Cannaday said, “We usually have about 30 to 40 people in and out at my grandparents’ house in Irvington on the day of Thanksgiving, and we usually trade trips with our Florida relatives every other year earlier in November. We’re blessed to have them here this week.”  

Having family close together is something appreciated throughout many families. Not many are as close as Cannaday’s who described his: “We are a very tight knit bunch, so this is a time of year where we remember all of those who have graced us with their presence throughout the years, living or dead. It means the world to me that we’re able to put aside any internal divisions that might be going on to celebrate the gift of family.”

As a Catholic school, there’s clearly a religious element to the holiday Cannaday described Thanksgiving and its relationship to Catholicism, saying, “Since Thanksgiving is more of a secular American feast than a religious one, there isn’t a strong history with this feast day in particular.”

That doesn’t mean that there isn’t a coincidence somewhere. Cannaday added, “However, the very word ‘Eucharist’ means ‘to give thanks’ and, as Christians, we are called to constantly give thanks to the Lord with our lives. In our Mass, the priest even says, ‘It is right and just, our duty and our salvation, always and everywhere to give You thanks.’ It’s literally part of it being saved to give thanks to the Father.”

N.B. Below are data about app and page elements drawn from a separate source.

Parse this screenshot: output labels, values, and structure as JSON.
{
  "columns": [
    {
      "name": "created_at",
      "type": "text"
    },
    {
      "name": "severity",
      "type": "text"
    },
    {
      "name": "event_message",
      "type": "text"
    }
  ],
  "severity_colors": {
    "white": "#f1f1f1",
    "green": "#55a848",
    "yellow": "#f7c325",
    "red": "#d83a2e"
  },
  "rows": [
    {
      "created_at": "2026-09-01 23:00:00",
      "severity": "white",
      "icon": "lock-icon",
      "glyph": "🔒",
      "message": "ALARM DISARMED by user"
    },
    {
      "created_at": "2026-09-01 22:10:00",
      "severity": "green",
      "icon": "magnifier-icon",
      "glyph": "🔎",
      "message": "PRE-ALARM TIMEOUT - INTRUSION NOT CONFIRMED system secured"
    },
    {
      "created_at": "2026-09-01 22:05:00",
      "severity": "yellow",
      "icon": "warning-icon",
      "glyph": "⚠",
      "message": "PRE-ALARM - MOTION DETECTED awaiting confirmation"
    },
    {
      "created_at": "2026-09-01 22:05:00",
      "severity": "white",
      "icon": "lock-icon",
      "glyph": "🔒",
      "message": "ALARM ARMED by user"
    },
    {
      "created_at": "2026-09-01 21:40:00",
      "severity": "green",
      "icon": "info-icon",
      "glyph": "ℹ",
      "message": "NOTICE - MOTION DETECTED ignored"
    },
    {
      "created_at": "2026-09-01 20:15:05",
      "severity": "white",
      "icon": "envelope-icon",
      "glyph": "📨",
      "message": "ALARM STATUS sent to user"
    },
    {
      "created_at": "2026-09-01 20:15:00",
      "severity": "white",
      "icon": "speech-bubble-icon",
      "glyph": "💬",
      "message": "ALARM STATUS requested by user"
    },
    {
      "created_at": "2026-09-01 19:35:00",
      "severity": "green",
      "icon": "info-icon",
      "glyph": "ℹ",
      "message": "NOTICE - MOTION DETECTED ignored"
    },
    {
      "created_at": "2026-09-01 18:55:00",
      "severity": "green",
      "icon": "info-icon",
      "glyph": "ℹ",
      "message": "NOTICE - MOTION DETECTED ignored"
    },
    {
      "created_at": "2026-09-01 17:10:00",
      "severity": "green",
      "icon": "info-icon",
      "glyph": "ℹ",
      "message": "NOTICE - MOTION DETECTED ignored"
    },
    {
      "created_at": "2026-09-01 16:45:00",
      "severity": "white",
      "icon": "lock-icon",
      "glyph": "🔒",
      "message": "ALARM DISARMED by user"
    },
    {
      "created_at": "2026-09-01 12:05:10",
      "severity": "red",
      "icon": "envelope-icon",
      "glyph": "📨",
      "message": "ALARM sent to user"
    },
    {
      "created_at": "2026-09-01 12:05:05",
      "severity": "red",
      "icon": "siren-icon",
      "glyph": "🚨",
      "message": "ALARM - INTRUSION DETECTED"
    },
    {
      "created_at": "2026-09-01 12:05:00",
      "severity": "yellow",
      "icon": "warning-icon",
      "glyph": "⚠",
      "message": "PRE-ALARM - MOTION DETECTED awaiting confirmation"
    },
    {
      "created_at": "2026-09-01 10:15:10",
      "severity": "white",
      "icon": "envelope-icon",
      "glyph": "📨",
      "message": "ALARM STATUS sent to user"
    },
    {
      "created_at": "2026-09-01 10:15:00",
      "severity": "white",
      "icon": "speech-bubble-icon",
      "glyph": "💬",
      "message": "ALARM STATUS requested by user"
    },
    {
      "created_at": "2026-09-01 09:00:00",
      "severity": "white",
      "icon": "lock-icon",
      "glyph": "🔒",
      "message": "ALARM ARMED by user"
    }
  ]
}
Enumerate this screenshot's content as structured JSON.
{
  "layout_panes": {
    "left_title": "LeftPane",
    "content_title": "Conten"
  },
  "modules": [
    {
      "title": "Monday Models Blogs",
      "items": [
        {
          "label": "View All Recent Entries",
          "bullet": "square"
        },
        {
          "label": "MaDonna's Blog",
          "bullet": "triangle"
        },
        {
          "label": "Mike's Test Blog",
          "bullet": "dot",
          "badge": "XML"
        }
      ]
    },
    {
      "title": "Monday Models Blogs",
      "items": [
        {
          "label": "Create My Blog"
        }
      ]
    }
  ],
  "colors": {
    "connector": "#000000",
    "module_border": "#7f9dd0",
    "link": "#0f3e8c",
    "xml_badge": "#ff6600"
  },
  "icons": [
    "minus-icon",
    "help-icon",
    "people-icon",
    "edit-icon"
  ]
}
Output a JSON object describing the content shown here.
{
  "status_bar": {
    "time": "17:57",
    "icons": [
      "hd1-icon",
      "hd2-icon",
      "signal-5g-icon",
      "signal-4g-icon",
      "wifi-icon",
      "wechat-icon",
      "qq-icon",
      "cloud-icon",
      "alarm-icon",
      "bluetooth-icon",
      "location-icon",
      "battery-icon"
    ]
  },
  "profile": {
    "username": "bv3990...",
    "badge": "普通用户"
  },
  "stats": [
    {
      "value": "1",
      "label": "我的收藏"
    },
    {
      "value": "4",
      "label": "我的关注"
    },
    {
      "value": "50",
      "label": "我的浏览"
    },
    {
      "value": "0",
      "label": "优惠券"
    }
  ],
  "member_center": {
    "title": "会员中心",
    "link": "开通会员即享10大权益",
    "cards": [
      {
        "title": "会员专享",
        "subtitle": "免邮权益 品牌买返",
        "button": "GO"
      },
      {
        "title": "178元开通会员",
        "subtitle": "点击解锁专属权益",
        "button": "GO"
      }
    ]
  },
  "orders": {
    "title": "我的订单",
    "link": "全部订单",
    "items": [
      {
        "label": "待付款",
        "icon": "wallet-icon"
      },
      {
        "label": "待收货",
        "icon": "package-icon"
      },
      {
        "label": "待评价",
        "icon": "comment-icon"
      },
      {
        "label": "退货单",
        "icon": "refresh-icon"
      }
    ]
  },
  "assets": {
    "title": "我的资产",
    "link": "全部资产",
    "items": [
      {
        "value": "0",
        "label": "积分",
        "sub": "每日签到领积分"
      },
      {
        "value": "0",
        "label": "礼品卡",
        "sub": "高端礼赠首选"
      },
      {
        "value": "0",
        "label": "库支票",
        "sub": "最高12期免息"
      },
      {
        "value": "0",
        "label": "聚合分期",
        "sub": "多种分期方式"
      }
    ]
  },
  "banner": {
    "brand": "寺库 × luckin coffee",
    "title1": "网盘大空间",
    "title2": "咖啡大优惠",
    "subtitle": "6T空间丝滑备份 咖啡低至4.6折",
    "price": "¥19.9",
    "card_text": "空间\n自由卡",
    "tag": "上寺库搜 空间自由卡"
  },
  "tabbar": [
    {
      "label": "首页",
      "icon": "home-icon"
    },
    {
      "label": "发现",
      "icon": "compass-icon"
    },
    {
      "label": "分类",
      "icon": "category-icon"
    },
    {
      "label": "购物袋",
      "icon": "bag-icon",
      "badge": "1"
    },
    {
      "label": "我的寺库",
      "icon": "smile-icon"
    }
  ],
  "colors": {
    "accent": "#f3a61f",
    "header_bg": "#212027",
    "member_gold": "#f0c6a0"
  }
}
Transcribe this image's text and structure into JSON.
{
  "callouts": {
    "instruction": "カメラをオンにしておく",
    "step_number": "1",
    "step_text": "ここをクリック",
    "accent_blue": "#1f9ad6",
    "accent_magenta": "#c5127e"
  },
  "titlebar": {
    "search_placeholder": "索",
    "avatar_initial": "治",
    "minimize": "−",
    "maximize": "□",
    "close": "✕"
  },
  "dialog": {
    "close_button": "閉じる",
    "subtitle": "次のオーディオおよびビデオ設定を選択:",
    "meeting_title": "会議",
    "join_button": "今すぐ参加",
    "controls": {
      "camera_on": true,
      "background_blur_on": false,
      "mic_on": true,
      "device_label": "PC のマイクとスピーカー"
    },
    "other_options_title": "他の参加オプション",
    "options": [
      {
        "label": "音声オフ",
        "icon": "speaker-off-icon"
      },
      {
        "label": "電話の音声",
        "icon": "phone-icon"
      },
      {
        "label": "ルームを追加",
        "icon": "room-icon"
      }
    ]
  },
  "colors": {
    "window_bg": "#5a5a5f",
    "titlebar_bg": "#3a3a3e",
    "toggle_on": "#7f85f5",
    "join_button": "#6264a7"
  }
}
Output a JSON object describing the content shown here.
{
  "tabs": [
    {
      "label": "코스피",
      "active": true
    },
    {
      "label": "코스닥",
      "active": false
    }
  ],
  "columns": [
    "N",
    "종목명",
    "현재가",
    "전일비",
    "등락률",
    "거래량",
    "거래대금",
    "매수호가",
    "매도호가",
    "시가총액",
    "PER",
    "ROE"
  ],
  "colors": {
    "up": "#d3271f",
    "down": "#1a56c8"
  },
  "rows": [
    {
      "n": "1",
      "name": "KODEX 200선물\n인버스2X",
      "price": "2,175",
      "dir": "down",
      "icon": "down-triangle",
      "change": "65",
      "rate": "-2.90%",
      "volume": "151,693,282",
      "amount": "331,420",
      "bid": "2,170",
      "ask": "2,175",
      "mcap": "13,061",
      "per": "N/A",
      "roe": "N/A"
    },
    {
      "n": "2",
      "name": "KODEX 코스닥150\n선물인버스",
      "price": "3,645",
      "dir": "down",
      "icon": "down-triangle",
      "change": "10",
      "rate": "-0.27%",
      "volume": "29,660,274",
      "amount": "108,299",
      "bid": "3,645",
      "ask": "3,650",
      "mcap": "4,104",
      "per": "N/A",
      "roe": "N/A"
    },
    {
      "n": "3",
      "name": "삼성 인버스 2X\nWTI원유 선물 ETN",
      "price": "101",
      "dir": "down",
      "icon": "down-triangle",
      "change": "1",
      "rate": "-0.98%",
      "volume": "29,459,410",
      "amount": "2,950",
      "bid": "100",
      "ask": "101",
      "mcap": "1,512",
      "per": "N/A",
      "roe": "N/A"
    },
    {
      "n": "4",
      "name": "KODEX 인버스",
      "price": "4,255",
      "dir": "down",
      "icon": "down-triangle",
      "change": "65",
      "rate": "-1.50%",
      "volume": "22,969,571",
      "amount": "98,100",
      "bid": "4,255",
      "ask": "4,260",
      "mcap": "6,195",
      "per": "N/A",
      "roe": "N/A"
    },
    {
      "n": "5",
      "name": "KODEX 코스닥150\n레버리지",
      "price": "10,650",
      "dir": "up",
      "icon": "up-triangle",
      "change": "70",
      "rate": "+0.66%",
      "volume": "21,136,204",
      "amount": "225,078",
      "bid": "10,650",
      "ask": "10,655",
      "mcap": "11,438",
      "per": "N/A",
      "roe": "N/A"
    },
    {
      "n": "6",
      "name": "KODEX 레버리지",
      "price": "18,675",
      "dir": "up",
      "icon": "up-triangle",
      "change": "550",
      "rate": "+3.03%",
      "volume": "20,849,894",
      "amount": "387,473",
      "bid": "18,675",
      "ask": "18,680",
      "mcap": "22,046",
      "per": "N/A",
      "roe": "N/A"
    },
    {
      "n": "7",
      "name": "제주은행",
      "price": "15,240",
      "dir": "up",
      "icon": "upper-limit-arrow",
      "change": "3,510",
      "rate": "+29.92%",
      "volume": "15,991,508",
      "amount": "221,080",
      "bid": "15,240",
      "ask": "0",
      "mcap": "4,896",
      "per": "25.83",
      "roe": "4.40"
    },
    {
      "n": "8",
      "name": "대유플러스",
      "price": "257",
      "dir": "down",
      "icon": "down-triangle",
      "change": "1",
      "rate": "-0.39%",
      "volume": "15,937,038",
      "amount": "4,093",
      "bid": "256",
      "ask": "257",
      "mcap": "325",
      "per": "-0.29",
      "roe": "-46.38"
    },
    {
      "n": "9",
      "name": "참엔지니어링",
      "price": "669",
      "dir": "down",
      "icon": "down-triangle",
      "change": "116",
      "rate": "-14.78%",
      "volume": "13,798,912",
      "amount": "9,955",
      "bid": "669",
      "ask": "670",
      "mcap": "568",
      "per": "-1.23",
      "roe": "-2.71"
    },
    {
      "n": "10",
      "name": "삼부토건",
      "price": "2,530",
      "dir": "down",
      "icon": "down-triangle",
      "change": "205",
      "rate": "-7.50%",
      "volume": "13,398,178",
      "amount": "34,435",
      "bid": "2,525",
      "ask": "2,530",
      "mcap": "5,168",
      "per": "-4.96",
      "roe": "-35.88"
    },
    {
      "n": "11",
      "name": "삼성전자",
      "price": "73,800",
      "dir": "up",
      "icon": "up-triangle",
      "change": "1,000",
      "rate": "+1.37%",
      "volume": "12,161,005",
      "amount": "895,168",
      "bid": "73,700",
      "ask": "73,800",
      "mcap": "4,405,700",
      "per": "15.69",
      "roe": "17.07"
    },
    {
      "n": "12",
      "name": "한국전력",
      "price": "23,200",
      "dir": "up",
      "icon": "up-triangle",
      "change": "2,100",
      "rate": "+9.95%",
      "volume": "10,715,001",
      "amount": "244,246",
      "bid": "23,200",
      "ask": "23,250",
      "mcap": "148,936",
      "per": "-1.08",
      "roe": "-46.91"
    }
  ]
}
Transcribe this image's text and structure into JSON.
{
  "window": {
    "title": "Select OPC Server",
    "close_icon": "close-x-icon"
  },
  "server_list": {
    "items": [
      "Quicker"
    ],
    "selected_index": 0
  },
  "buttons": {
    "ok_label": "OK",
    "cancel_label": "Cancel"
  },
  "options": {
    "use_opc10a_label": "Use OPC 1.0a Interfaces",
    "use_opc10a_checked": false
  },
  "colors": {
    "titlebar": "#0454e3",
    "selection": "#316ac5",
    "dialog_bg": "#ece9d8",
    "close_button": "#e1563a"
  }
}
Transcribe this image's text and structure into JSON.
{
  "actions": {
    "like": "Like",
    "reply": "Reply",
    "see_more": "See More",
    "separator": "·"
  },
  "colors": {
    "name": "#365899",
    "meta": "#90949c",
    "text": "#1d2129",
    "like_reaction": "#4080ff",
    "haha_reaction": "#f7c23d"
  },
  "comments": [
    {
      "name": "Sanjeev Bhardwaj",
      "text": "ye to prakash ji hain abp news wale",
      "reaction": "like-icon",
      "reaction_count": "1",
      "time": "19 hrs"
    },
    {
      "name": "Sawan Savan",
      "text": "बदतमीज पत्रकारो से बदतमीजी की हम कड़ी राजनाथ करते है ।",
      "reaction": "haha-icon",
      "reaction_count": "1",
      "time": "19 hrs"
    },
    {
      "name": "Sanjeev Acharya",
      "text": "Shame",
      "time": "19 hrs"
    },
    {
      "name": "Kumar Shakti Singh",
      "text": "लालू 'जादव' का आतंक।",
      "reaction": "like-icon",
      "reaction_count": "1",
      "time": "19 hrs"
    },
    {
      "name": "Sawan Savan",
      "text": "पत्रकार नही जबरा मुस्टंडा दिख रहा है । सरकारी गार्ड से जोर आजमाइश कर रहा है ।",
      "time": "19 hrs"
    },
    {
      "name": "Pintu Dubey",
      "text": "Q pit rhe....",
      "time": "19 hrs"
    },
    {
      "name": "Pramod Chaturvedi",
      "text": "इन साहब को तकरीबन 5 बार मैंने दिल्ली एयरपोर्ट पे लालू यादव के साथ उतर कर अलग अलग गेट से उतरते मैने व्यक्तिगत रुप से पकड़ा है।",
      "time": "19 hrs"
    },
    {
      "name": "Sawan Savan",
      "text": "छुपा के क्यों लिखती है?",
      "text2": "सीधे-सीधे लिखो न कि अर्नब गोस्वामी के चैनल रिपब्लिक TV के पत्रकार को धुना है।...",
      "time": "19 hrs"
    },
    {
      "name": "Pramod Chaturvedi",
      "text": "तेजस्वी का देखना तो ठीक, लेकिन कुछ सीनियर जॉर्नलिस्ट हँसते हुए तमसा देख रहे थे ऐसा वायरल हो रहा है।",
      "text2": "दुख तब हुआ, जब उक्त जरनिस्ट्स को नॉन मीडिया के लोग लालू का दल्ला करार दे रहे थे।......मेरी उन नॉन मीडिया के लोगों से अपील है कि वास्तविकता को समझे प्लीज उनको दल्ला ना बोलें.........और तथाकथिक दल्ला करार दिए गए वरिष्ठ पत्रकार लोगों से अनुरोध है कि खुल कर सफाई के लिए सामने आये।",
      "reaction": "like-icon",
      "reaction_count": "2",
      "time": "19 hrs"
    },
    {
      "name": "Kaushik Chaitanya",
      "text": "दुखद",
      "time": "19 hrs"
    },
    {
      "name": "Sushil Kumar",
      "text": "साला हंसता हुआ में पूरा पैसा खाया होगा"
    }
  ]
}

Day commented that her family likes to integrate what they are thankful for into their prayer before the meal. While there is no direct role of religion in the origins of the Thanksgiving holiday due to the fact that it is a secular one, many families still integrate it into the feast.